Meet One of Holland Bloorview's Longest-Serving Nurses

Cindy Ruelens is one of Holland Bloorview’s longest-serving nurses. We talked to her about how nursing has changed since she got started, and how care for children with disabilities has evolved.

How long have you been a nurse? How long at Holland Bloorview?

I have been in the nursing profession for 40 years at Holland Bloorview Kids Rehabilitation Hospital and have experienced many changes during that time. 

What is it about nursing that you love most?

What I value the most is how nursing contributes to the health of our clients and also act as change agents and advocates for the clients and families we serve.

Over my career Holland Bloorview, I have grown as a nurse and as a person. I have had the privilege to work and learn from amazing families, clients, colleagues, mentors, inter-disciplinary teams, and develop partnerships with external community providers and stake-holders. These interactions have shaped and influenced me being the nurse that I am today. 

How has nursing care changed over the years?

Nursing is a rewarding career that has evolved in new and exciting ways. What stands out for me the most are the changes to nursing, technology, and changes to nursing scope of practice.

Care has definitely changed over the years. I have seen changes with moving from a primary care nurse model to a primary nursing team approach and working within interprofessional teams. I’ve also seen changes in the clients we serve. They are much more complex, technology dependent, and have a higher awareness.

I have also noticed over the years the impact of societal influences, regarding the values and philosophies embracing children with disabilities – moving from exclusion to inclusion. How we interact with families have also shifted, one from a deficits model to family centered and strength based nursing approach.
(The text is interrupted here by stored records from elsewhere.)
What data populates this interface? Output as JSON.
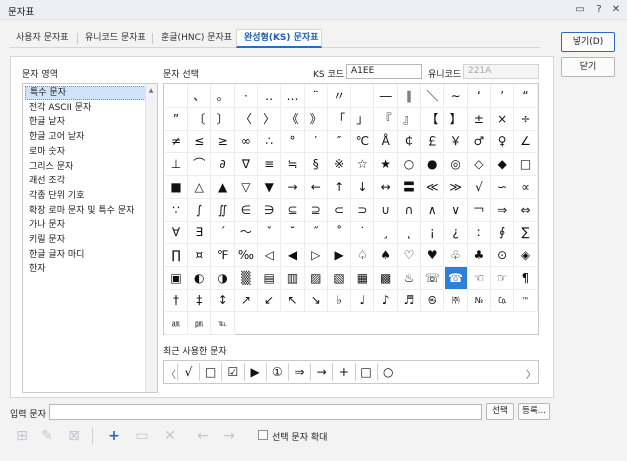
{
  "window": {
    "title": "문자표",
    "help_label": "?"
  },
  "tabs": [
    {
      "label": "사용자 문자표"
    },
    {
      "label": "유니코드 문자표"
    },
    {
      "label": "훈글(HNC) 문자표"
    },
    {
      "label": "완성형(KS) 문자표",
      "active": true
    }
  ],
  "region": {
    "label": "문자 영역",
    "items": [
      "특수 문자",
      "전각 ASCII 문자",
      "한글 낱자",
      "한글 고어 낱자",
      "로마 숫자",
      "그리스 문자",
      "괘선 조각",
      "각종 단위 기호",
      "확장 로마 문자 및 특수 문자",
      "가나 문자",
      "키릴 문자",
      "한글 글자 마디",
      "한자"
    ],
    "selected_index": 0
  },
  "select": {
    "label": "문자 선택",
    "ks_label": "KS 코드",
    "ks_value": "A1EE",
    "unicode_label": "유니코드",
    "unicode_value": "221A"
  },
  "grid": {
    "selected_index": 140,
    "cells": [
      " ",
      "、",
      "。",
      "·",
      "‥",
      "…",
      "¨",
      "〃",
      "­",
      "―",
      "∥",
      "＼",
      "∼",
      "‘",
      "’",
      "“",
      "”",
      "〔",
      "〕",
      "〈",
      "〉",
      "《",
      "》",
      "「",
      "」",
      "『",
      "』",
      "【",
      "】",
      "±",
      "×",
      "÷",
      "≠",
      "≤",
      "≥",
      "∞",
      "∴",
      "°",
      "′",
      "″",
      "℃",
      "Å",
      "￠",
      "￡",
      "￥",
      "♂",
      "♀",
      "∠",
      "⊥",
      "⌒",
      "∂",
      "∇",
      "≡",
      "≒",
      "§",
      "※",
      "☆",
      "★",
      "○",
      "●",
      "◎",
      "◇",
      "◆",
      "□",
      "■",
      "△",
      "▲",
      "▽",
      "▼",
      "→",
      "←",
      "↑",
      "↓",
      "↔",
      "〓",
      "≪",
      "≫",
      "√",
      "∽",
      "∝",
      "∵",
      "∫",
      "∬",
      "∈",
      "∋",
      "⊆",
      "⊇",
      "⊂",
      "⊃",
      "∪",
      "∩",
      "∧",
      "∨",
      "￢",
      "⇒",
      "⇔",
      "∀",
      "∃",
      "´",
      "～",
      "ˇ",
      "˘",
      "˝",
      "˚",
      "˙",
      "¸",
      "˛",
      "¡",
      "¿",
      "ː",
      "∮",
      "∑",
      "∏",
      "¤",
      "℉",
      "‰",
      "◁",
      "◀",
      "▷",
      "▶",
      "♤",
      "♠",
      "♡",
      "♥",
      "♧",
      "♣",
      "⊙",
      "◈",
      "▣",
      "◐",
      "◑",
      "▒",
      "▤",
      "▥",
      "▨",
      "▧",
      "▦",
      "▩",
      "♨",
      "☏",
      "☎",
      "☜",
      "☞",
      "¶",
      "†",
      "‡",
      "↕",
      "↗",
      "↙",
      "↖",
      "↘",
      "♭",
      "♩",
      "♪",
      "♬",
      "㉿",
      "㈜",
      "№",
      "㏇",
      "™",
      "㏂",
      "㏘",
      "℡"
    ]
  },
  "recent": {
    "label": "최근 사용한 문자",
    "chars": [
      "√",
      "□",
      "☑",
      "▶",
      "①",
      "⇒",
      "→",
      "+",
      "□",
      "○"
    ],
    "prev_label": "〈",
    "next_label": "〉"
  },
  "buttons": {
    "insert": "넣기(D)",
    "close": "닫기",
    "select": "선택",
    "register": "등록..."
  },
  "input": {
    "label": "입력 문자",
    "value": ""
  },
  "options": {
    "expand_label": "선택 문자 확대",
    "expand_checked": false
  },
  "toolbar_icons": [
    {
      "name": "add-set-icon",
      "glyph": "⊞",
      "active": false
    },
    {
      "name": "edit-set-icon",
      "glyph": "✎",
      "active": false
    },
    {
      "name": "delete-set-icon",
      "glyph": "⊠",
      "active": false
    },
    {
      "name": "add-icon",
      "glyph": "+",
      "active": true
    },
    {
      "name": "edit-char-icon",
      "glyph": "▭",
      "active": false
    },
    {
      "name": "delete-icon",
      "glyph": "✕",
      "active": false
    },
    {
      "name": "arrow-left-icon",
      "glyph": "←",
      "active": false
    },
    {
      "name": "arrow-right-icon",
      "glyph": "→",
      "active": false
    }
  ]
}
Strength based nursing is embedded in our approach to families and I feel we have implemented this approach in many avenues here at Holland Bloorview. Not only do we use this in day-to-day practice and interaction with working with our clients and families, but we embrace the philosophy during our family team meetings by providing a positive approach in sharing our information with the families.

What’s the hardest part about being a nurse?  
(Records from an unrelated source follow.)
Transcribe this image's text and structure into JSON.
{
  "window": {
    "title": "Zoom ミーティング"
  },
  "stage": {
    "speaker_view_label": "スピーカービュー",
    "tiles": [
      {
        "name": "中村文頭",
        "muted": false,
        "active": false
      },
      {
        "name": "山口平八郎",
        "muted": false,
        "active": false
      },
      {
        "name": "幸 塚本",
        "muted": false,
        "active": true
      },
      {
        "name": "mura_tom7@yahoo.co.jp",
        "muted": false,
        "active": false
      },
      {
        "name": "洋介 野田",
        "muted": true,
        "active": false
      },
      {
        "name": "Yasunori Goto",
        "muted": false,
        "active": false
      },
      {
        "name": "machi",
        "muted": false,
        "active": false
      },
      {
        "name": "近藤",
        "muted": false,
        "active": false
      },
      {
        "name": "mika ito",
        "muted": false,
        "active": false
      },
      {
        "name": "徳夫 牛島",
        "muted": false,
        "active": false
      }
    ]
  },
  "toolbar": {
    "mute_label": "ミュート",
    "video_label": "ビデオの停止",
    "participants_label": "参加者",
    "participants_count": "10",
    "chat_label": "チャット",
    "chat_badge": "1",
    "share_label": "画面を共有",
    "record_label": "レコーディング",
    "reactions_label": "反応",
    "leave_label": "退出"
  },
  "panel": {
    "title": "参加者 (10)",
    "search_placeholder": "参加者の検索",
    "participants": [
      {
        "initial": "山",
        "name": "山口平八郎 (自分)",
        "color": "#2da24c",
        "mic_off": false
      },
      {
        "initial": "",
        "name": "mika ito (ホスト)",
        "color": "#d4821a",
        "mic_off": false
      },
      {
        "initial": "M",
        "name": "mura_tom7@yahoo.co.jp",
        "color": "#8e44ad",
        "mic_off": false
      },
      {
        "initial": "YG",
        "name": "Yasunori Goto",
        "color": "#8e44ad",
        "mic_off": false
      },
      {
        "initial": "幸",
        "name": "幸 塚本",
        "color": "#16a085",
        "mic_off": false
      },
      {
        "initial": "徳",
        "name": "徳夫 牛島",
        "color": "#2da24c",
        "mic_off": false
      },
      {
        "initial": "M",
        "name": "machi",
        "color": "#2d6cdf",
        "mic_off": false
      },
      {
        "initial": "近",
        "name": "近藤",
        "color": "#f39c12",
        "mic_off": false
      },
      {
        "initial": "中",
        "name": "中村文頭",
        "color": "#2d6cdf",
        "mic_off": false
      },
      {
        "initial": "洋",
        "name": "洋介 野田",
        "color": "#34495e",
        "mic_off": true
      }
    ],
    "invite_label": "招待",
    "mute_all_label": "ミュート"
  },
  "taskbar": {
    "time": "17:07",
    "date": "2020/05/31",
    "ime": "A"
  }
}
My nursing role has changed from bedside care to transition coordinator, where I help families when they are discharged from the hospital. One of the challenging aspects of my role now is to ensure a timely discharge with the most appropriate community supports and resources for our clients and families. The resources or services that are available for our families vary in each region of the province and this also adds a layer of challenges to discharge process for me when I am searching for supports for our families.
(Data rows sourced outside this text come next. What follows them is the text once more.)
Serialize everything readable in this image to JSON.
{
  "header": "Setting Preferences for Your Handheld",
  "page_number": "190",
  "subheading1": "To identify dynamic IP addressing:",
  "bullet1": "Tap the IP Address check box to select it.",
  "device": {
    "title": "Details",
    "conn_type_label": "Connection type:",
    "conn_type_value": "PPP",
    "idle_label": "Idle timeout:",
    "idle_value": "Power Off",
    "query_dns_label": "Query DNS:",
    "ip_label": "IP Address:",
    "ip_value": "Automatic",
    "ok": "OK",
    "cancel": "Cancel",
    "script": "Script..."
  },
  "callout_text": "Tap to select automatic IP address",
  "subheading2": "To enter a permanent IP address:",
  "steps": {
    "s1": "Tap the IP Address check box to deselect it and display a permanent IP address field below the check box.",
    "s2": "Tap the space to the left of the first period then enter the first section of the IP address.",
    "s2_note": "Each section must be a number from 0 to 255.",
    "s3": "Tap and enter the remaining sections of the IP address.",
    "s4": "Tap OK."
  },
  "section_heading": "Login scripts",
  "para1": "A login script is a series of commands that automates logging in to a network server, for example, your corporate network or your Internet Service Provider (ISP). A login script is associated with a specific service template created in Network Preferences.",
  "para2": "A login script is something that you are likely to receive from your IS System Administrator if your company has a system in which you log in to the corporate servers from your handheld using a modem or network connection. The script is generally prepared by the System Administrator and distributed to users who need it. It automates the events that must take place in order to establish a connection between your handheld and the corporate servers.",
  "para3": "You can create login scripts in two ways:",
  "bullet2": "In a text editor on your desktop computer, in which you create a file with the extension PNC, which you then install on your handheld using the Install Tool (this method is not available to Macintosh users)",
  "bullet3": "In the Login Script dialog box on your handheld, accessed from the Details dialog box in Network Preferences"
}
But I feel the driving force to our profession is the simple attribute of caring and being compassionate. Knowing that I provided a positive influence in a child’s rehab journey has been the best reward that I could receive. This is the reason that I continue to be so passionate about nursing here at Holland Bloorview Kids Rehabilitation Hospital.